For each GEO dataset, the association between SETDB1 expression and NSCLC was assessed by a Student’s t-test or a Mann–Whitney unpaired test based on normality distribution. Furthermore, to generate individual receiver operator characteristic (ROC) curves, the true positive (TP), false positive (FP), false negative (FN), and true negative (TN) values were estimated. All aforementioned analyses were performed using the Statistical Package for Social Sciences (SPSS Version 25, Chicago, IL, USA).
For meta-analysis, standardized mean difference (SMD) with 95% confidence interval (95% CI) was used as a summary statistic, considering the fact that all studies measured the same outcome but at different scales.

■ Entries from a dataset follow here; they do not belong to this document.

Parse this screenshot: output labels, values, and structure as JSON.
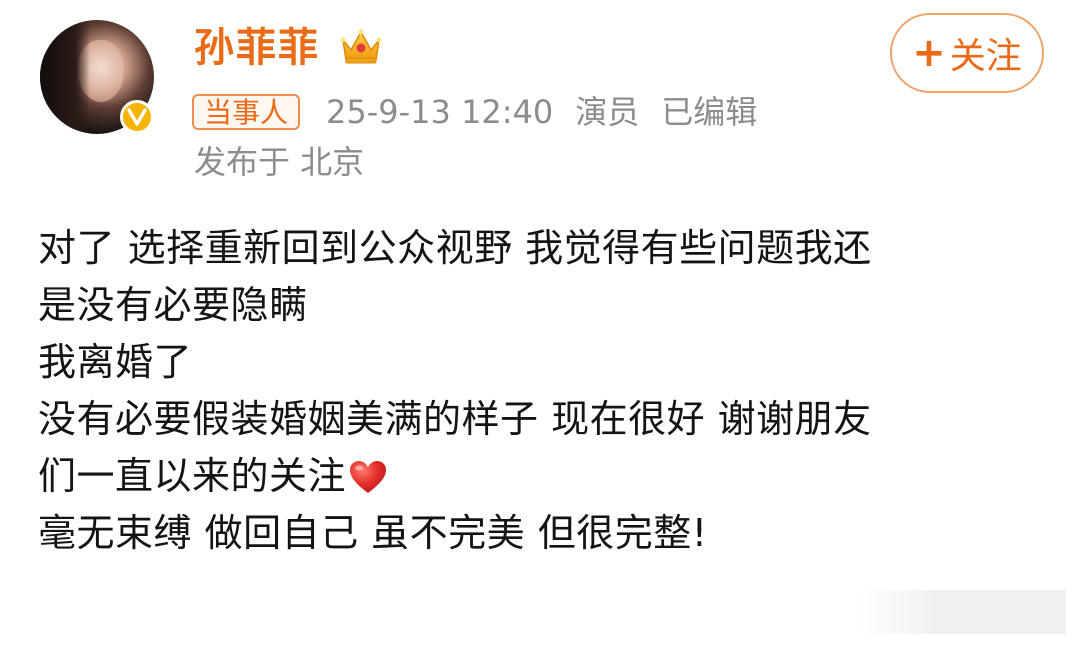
{
  "author": {
    "name": "孙菲菲",
    "avatar_icon": "avatar-portrait",
    "verified_icon": "verified-v-badge",
    "crown_icon": "crown-icon"
  },
  "follow_button": {
    "plus": "+",
    "label": "关注"
  },
  "meta": {
    "tag": "当事人",
    "datetime": "25-9-13 12:40",
    "occupation": "演员",
    "edited": "已编辑",
    "location": "发布于 北京"
  },
  "content": {
    "lines": [
      "对了 选择重新回到公众视野 我觉得有些问题我还",
      "是没有必要隐瞒",
      "我离婚了",
      "没有必要假装婚姻美满的样子 现在很好 谢谢朋友",
      "们一直以来的关注",
      "毫无束缚 做回自己 虽不完美 但很完整!"
    ],
    "heart_icon": "red-heart-emoji"
  },
  "colors": {
    "accent_orange": "#ea6b17",
    "meta_gray": "#8c8c8c",
    "text_dark": "#141414",
    "badge_gold": "#f5b400",
    "heart_red": "#e5312b"
  }
}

Heterogeneity was calculated by means of Cochran’s (Q) and Higgins’s (I2) tests. The I2 test was expressed as a ratio ranging from 0% to 100%. If I2 > 30% and p-value < 0.05, the random-effects model was selected. Otherwise, the fixed-effects model was selected. A significant Q-statistic (p < 0.10) indicated heterogeneity across studies. To further evaluate the probable sources of heterogeneity, subgroup analyses were carried out. The presence of publication bias was graphically examined using funnel plots and Egger’s regression asymmetry tests. Data were analyzed using the Comprehensive Meta-Analysis version 2 program (Biostat, Englewood, NJ, USA 2004).
For diagnostic study, a summarized receiver operator characteristic curve (sROC) was constructed and the area under the sROC curve (AUC) was recorded, as well as the sensitivity and specificity. These analyses were performed using the MetaDiSc 1.4 software.
4.4. Search Strategy for Peer-Reviewed Journals
A systematic review of electronic databases (Pubmed, EBI-EMBL, Web of Science, Embase, Bibliovie and Cochrane Library) was done independently by two experts. The final date for inclusion was April 2019. The search included publications about the association of SETDB1 and NSCLC. The search strategy used MeSH terms (“Carcinoma, Non-Small-Cell Lung”[Mesh]) AND (“SETDB1 protein, human” [Supplementary Concept]). Only manuscripts published in a peer-reviewed journal as a full paper were included. Summaries or abstracts were not accepted.